- Responsiveness to citizens is enhanced by centralizing administrative accountability in an individual appointed by the elected governing body. Local government managers or administrators are appointed by and serve at the pleasure of the elected legislative body. They generally do not have guaranteed terms of office or tenure. They are evaluated based on their responsiveness to the elected legislative body and community, and on their ability to provide efficient and effective services. If the administrator is not responsive to the elected officials, he/she may be terminated at any time. In that sense, the manager's or administrator’s responsiveness is tested daily.
- Professional managers or administrators bring technical knowledge, experience, academic training, management expertise, and dedication to public service.
Duties of an Appointed Manager or Administrator
- Carries out policies adopted by the elected officials.
- Manages local government services, which may include public works, public safety, planning and economic development, parks and recreation, libraries, youth services, resource recovery and recycling, and utilities.
- Prepares a comprehensive annual budget and capital improvement program.
- Ensures fiscal responsibility and modern accounting practices.
- Develops performance measurement systems for local government services.
- Applies for and administers federal, state, and private foundation grant funding.
- Recruits, hires, and supervises the workforce of the local government, including key department heads.
- Prepares council or board meeting agenda materials.
- Develops long-range plans with guidance from elected officials and assists in the achievement of common goals and objectives.
- Facilitates the flow of ideas and information between and among elected officials, employees, and citizens.
Ethical Conduct: Honoring the Public Trust
ICMA members are committed to standards of honesty and integrity that go beyond those required by law. Local government managers or administrators who are members of ICMA agree to abide by its Code of Ethics, which specifies 12 principles of personal and professional conduct, including dedication to the cause of good government. ICMA members believe in the effectiveness of representative democracy and the value of government services provided equitably to all residents of their communities. The Code is enforceable by a confidential peer review process.

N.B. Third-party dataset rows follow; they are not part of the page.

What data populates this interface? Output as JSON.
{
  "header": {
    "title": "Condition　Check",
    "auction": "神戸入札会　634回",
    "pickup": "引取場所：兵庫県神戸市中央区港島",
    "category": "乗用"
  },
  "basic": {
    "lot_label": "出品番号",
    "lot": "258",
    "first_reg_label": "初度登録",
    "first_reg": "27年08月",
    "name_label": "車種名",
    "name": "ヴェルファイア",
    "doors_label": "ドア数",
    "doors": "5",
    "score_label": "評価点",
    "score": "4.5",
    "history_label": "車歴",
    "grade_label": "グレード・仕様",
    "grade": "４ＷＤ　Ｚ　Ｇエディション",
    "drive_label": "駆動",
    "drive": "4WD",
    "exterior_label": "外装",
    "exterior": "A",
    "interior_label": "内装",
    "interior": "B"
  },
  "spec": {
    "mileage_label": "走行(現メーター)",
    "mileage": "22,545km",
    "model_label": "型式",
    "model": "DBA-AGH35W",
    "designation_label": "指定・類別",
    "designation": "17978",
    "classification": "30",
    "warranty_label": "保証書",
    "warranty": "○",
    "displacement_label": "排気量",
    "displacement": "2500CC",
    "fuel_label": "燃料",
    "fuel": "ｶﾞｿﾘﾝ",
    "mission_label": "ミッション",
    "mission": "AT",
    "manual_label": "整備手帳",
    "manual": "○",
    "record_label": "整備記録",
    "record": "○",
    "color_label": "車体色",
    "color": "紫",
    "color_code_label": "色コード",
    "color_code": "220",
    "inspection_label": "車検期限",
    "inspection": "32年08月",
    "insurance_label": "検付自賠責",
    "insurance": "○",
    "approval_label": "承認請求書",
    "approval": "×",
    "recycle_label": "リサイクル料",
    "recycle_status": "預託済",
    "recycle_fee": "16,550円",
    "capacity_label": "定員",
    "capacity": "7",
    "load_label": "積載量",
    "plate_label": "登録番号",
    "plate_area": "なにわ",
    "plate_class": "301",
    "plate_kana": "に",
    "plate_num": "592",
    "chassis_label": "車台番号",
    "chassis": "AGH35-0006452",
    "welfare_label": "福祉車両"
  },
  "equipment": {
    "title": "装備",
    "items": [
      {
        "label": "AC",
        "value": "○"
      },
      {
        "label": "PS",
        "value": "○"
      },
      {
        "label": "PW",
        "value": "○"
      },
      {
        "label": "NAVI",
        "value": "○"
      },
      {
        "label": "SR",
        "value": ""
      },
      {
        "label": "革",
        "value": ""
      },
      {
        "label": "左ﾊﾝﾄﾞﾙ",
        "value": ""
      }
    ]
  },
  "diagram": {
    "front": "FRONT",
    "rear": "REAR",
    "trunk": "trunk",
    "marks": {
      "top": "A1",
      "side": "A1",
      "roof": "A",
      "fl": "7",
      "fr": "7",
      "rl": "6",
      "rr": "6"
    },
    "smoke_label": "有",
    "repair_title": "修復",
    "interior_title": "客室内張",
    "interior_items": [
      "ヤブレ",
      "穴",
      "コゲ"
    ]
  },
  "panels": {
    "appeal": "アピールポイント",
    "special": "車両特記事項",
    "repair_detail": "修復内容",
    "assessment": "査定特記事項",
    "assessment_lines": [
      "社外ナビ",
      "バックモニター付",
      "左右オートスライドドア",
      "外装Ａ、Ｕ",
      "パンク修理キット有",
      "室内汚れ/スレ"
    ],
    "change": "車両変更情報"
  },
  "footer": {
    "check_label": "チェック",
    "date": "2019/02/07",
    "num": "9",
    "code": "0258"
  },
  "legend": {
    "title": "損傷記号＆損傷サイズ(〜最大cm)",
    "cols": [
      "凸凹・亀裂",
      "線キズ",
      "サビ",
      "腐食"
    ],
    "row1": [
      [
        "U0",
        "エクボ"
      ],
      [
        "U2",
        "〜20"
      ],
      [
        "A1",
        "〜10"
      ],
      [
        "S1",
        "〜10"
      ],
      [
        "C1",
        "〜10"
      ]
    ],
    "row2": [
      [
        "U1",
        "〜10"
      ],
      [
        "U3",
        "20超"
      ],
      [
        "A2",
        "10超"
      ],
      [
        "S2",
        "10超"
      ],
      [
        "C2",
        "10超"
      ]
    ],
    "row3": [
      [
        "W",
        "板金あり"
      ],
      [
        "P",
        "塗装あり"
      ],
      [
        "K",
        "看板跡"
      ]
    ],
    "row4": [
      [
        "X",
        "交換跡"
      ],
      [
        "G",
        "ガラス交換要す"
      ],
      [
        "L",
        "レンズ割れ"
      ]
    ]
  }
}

How to Hire a Professional Manager or Administrator
Before a professional manager or administrator can be hired, a local government’s structure of government must be modified to provide for the position. The process of creating a position of manager or administrator can vary from state to state.
- Some local governments have the authority to act on their own initiative to adopt local ordinances, laws, or resolutions to create the position of manager or administrator appointed by the elected governing body.
- In states where local governments may write their own charter under home-rule provisions, a number of them have taken advantage of that opportunity to create a professional administrator position.
- Some states have enacted statutes providing for alternative forms or optional charters for local governments to adopt.
- In some states, structural change can take place by obtaining charters through special legislation adopted by the state legislative body.
Consider your municipality’s unique demands and needs
Many managers and administrators have studied local government management at the graduate level and have held positions of increasing authority.
- Beyond the basic education and experience the position requires, you should develop a job description that outlines your expectations and the measurable objectives you want to accomplish.
- You should also develop a profile of the administrator who will best serve your community's needs.
ICMA can help your local government facilitate this process. ICMA's Recruitment Guidelines for Selecting a Local Government Administrator (download below) contains tips on recruiting applicants, determining finalists, and interviewing techniques.
Begin your search
- Determine whether you want to conduct your own search or work with an executive recruitment firm.
- Prepare and place advertisements in publications that will attract the most qualified local government candidates, such as Leadership Matters (the ICMA Newsletter), ICMA JobCenter, and/or state association publications.
Make the selection
- Review resumes and identify potential candidates based on their experience and your criteria.
- Select the top candidates and schedule interviews with your evaluation panel.
- Upon reaching a decision, negotiate the terms and conditions of employment with your new manager or administrator and formalize a written agreement.
- At this time, it is important to develop mutually agreed-upon goals and establish an annual review process through which the elected body and the manager or administrator can discuss performance.